Matheny’s role as a safety specialist at the Buffalo district involved overseeing safety protocols within the construction and operations divisions, with a particular focus on supporting district dredging program, civil works, operation and maintenance of locks and dams. Additionally, she provided support to the environmental division, where she gained valuable experience in groundwater sampling and utilizing equipment for detecting radiation or chemical substances in the ground.

“I really enjoyed the cross disciplinary experience,” she said, “Collaborating with the environmental and health physicists’ teams allowed me to contribute to comprehensive safety measures while also gaining insights into related fields, enhancing my effectiveness as a safety specialist.”

Desiring more international military construction experience, in January 2022, she embarked on a 120-day assignment at TAM as a safety specialist. This assignment provided her with exposure to different construction projects and safety protocols in the Middle East, further expanding her expertise in the field.

In late 2022, Matheny took on a new role as a safety specialist at the Japan district. This position allowed her to immerse herself in the rich culture and natural beauty of Japan. Matheny said, “I love Japan and enjoyed weekend travel experiencing the diverse landscapes and seasonal changes. Mount Fuji was a particularly stunning sight.”

Matheny also appreciated the opportunity to engage with the local culture and meet Japanese nationals, which provided her with valuable insights.
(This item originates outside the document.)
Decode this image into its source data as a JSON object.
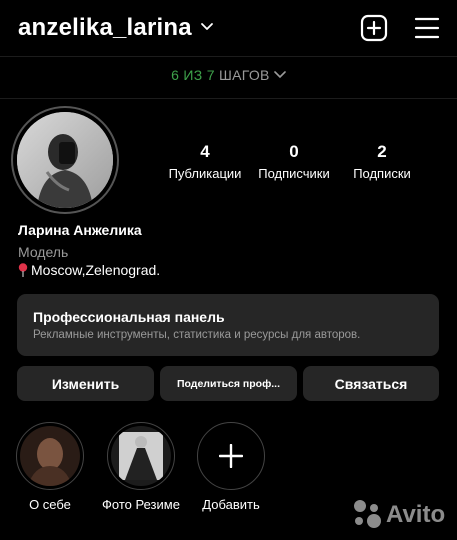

Working alongside Japanese contractors, she observed their safety management systems, which made her job easier and underscored the importance of safety in the workplace.

Matheny noted, “There’s is a high level of organization and dedication to safety within the Japanese construction industry.”

In December 2023, Matheny arrived at TAM. Transatlantic Division, Safety and Occupational Chief, Kevin Raposa said, “Having worked with Vanessa in the past, I knew her experience as a safety professional, working OCONUS, along with her strong work ethic, can-do attitude, and fresh ideas, made her the perfect fit for TAM.”

Meeting Raposa’s expectations, she is quickly moving forward to implement her ideas and contribute to the enhancement of the safety program within the district. Looking ahead, Matheny is already planning events for National Safety Month in June.

Matheny said, “I have many activities planned for Safety Week in June. This includes, fire drills, CPR and first aid training, fire extinguisher drills, and other optional or required trainings. The safety office will also organize a health fair focusing on ergonomics, employee assistance programs, and other relevant topics for employee health and safety.”

All of those activities are geared towards keeping the district staff engaged in CE-SOHMS and working towards   the Army Star certification,” said Matheny.

To achieve this objective, Matheny recognizes the importance of educating the district staff about CE-SOHMS and the requirements for Army Star certification. Matheny said, “The objective is to create a culture where safety is prioritized and ingrained into daily operations.”

Matheny’s proactive attitude and willingness to take initiative are valuable assets in fostering a culture of continuous improvement in safety and occupational health. She understands the importance of trying new approaches and learning from both successes and failures.

Matheny said, “I have a lot of ideas that I’m willing to try. If it doesn’t work, at least I know I tried and can move on to the next idea.” Matheny’s mindset of not letting fear hold her back from pursuing her ideas aligns well with the beliefs of innovation and progress.